-- Study material follows --
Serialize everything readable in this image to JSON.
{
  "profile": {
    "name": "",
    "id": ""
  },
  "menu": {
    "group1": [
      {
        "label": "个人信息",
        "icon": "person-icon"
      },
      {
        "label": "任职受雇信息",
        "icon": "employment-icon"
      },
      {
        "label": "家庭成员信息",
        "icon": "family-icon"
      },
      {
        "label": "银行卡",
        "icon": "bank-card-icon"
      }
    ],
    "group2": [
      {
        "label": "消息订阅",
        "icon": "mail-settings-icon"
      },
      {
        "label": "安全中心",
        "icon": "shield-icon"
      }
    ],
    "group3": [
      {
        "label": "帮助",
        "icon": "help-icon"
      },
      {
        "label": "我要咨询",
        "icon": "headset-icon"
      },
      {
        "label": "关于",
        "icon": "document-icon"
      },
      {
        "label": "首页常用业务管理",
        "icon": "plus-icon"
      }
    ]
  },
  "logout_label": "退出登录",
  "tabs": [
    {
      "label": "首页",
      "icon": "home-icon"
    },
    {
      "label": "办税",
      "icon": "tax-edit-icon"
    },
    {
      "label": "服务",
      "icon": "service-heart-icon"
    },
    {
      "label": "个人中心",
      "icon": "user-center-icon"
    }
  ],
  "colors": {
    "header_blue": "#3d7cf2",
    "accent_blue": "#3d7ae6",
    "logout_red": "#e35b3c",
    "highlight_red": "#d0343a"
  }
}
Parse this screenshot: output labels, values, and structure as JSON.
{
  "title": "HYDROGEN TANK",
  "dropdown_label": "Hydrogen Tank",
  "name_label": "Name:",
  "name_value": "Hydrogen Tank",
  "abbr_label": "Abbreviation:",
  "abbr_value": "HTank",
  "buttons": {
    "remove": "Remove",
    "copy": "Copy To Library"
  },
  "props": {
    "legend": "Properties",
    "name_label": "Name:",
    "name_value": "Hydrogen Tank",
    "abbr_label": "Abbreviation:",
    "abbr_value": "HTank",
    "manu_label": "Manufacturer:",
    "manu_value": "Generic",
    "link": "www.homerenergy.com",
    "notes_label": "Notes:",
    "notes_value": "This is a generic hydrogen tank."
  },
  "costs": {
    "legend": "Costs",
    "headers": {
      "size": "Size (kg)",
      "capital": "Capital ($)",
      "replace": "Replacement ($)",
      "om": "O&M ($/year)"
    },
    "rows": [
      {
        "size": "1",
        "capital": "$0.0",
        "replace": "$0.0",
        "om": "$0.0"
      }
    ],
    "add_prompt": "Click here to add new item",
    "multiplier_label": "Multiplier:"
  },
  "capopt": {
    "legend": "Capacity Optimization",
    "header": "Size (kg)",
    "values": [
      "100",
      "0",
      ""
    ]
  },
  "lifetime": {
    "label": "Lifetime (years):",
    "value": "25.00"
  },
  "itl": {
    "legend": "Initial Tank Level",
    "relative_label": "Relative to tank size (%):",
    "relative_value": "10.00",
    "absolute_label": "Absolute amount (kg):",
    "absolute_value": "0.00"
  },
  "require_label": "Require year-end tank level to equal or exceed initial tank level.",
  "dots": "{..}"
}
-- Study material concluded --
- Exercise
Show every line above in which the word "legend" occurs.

- Answer space
    "legend": "Properties",
    "legend": "Costs",
    "legend": "Capacity Optimization",
    "legend": "Initial Tank Level",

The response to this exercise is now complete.